If there's a bird or a bunny around, I get an automatic bicep workout
This featured image is fascinating to me. The mountain, the water and the boat are pretty, but that’s not what is catching my attention. I did a double take because the dog is turned away from the bird, as if (s)he has something else better to look at. Meanwhile, my own dog growls, barks and grabs her favorite Woof rubber stick to bite down on—hard—whenever this Liberty Mutual commercial comes on. I keep waiting for her to get used to the sounds of birds, but her reaction is the same every single time.
She’s a squirrel-chasing, rabbit-hunting, bird-stalking Hound mix. And as well-behaved as she is during off-leash training, I am fully aware of how challenging it will be if wildlife is too close. I already know what will catch her attention and keep it there—any moving, living thing.
Interestingly, when she was a puppy, I tried turning on dog television shows to keep her attention and avoid pet separation anxiety. In front of me, she stares at any dog or person passing by, loves running in sand and gazes at the water. However, she couldn’t give a damn about a dog beach scene on a television screen.
Recommended Read: “When one dog has pet anxiety and the other doesn’t ~ Six lessons learned for handling dog separation anxiety”
Still, when Earn Your Leisure co-hosts Rashad Bilal and Troy Millings interviewed Amman Ahmed, I was sold on giving dog television a second shot with “Relax My Dog.” It had been months since I tried a dog television show.
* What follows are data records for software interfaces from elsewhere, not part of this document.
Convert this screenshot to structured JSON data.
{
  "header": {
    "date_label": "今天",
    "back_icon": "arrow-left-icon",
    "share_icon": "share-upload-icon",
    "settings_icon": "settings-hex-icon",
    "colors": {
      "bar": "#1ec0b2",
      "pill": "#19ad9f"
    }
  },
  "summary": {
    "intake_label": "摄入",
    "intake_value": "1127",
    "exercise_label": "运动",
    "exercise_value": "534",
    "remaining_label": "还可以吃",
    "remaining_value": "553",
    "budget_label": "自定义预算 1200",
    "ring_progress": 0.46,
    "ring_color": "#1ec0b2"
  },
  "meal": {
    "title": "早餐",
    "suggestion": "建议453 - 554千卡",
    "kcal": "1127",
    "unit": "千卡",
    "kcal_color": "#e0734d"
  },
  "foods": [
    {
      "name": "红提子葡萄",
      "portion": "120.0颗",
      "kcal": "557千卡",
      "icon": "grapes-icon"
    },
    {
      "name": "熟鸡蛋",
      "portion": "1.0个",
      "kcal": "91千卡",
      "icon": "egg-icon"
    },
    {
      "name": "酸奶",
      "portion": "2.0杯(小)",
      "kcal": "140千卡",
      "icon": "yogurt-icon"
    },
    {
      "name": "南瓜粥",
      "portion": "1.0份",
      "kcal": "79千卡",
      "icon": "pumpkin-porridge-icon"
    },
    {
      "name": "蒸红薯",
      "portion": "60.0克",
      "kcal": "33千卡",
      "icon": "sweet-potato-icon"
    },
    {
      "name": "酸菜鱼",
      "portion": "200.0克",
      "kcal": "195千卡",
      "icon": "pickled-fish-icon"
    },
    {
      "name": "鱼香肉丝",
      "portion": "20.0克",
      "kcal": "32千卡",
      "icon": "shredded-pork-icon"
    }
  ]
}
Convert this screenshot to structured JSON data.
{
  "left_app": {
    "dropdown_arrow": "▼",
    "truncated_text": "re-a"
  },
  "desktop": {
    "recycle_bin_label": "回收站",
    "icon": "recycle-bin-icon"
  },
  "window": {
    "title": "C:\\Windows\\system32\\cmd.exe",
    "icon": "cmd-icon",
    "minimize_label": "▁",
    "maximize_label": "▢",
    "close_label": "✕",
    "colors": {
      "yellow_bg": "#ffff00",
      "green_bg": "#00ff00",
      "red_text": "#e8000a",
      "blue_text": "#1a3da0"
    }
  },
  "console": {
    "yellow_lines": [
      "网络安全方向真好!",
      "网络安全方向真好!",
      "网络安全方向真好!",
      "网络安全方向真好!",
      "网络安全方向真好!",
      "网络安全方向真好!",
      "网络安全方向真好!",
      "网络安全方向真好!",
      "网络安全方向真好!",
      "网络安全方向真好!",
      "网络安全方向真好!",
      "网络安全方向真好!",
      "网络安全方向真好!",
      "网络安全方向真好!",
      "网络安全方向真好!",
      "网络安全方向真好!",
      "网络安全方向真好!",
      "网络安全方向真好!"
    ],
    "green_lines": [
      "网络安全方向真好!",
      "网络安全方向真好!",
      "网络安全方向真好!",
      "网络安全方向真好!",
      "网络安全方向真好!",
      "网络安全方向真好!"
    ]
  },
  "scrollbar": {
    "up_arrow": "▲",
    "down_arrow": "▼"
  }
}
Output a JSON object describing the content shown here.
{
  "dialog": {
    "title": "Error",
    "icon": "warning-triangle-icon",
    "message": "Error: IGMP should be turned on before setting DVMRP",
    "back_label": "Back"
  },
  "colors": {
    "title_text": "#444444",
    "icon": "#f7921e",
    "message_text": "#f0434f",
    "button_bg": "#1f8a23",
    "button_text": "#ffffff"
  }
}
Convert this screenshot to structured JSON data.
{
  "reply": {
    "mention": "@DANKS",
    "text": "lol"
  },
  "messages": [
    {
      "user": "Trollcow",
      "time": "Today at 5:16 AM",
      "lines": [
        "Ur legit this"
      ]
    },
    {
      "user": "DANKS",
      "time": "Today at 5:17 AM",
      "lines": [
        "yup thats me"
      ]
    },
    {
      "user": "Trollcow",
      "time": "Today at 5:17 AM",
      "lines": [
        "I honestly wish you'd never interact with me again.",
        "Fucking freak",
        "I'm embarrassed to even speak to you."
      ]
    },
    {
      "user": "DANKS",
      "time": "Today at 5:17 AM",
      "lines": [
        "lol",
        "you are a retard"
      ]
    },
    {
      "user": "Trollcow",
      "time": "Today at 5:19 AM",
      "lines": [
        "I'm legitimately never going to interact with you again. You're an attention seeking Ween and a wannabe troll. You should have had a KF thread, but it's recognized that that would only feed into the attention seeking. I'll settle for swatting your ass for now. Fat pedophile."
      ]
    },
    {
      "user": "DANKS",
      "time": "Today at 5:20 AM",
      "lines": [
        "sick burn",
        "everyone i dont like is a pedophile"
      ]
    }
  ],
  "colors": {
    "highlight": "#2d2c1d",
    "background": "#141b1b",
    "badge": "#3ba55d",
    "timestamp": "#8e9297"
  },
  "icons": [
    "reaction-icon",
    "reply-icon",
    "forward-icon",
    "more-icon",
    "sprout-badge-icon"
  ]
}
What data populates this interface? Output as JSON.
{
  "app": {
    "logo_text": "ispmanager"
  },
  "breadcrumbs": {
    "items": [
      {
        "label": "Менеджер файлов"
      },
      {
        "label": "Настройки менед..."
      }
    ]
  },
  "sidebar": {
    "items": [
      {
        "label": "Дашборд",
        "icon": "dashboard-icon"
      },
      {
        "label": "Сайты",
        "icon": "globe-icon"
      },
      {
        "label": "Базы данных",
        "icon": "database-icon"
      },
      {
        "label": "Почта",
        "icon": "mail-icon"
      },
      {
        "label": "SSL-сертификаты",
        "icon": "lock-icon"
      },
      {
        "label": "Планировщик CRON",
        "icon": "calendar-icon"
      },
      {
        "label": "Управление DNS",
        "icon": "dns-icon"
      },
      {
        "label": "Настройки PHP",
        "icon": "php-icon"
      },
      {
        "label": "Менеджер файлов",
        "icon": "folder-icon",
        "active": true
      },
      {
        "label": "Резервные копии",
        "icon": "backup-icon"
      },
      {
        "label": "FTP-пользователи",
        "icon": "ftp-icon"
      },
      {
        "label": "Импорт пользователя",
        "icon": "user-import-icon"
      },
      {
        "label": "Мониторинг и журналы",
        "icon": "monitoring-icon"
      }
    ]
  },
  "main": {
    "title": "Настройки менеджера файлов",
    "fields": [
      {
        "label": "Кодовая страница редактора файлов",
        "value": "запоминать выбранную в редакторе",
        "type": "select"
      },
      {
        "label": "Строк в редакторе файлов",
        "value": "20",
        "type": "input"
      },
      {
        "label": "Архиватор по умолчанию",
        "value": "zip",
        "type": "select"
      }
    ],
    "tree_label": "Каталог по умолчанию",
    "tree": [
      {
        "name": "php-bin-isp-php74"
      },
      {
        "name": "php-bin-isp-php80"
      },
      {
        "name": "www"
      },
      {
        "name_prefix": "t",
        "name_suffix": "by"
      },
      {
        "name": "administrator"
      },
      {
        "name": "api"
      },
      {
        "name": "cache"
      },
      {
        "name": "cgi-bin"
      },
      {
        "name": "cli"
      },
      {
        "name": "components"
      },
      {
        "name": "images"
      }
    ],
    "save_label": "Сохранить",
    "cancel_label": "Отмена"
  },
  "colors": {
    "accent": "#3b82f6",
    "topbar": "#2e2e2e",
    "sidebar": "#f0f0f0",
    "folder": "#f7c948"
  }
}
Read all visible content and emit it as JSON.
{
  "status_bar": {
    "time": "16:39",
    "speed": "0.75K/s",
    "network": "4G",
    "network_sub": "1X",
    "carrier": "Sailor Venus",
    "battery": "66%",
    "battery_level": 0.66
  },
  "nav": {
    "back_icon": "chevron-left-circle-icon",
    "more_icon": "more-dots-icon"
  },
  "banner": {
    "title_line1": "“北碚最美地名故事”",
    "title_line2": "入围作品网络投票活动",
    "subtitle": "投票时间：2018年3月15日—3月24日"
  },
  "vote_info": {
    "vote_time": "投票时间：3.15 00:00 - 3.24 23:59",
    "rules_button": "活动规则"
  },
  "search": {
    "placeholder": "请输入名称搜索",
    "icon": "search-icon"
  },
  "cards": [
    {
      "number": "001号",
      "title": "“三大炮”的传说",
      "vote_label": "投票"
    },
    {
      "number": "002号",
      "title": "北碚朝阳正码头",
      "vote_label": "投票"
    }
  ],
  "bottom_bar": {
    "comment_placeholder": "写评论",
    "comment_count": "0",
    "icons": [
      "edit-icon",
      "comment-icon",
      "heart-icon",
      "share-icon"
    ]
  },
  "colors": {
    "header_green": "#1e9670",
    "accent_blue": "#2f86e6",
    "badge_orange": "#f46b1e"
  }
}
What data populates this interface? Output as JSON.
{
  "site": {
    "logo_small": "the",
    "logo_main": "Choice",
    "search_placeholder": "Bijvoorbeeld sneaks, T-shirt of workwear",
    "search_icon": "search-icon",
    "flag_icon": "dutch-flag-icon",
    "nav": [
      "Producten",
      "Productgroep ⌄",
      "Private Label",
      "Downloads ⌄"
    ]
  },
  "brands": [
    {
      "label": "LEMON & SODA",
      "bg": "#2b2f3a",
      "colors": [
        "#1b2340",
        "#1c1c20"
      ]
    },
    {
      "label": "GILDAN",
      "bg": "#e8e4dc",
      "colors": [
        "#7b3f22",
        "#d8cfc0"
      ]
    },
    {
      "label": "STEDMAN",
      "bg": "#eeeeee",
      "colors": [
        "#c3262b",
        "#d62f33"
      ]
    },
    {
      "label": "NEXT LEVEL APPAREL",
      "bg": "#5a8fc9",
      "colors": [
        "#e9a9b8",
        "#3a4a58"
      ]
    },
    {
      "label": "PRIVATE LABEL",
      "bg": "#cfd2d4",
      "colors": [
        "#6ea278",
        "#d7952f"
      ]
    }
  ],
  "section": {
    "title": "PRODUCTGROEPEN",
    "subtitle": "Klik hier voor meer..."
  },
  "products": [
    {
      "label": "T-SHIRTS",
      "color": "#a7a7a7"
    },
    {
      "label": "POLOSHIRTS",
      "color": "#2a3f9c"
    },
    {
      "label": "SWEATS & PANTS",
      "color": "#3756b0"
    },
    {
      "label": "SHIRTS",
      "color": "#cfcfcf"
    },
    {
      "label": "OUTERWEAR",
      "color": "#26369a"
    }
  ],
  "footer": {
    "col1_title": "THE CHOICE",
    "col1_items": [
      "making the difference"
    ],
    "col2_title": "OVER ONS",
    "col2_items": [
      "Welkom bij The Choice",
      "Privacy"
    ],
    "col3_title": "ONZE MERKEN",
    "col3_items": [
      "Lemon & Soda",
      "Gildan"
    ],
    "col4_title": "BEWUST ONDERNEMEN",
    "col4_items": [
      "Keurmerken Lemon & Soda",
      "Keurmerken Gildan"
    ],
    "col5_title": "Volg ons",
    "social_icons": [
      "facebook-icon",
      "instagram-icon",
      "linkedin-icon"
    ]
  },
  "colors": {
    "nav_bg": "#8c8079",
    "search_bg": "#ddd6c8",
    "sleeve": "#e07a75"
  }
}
Maybe she changed her mind about them. She clearly had beef with insurance commercials! So, here’s what happened.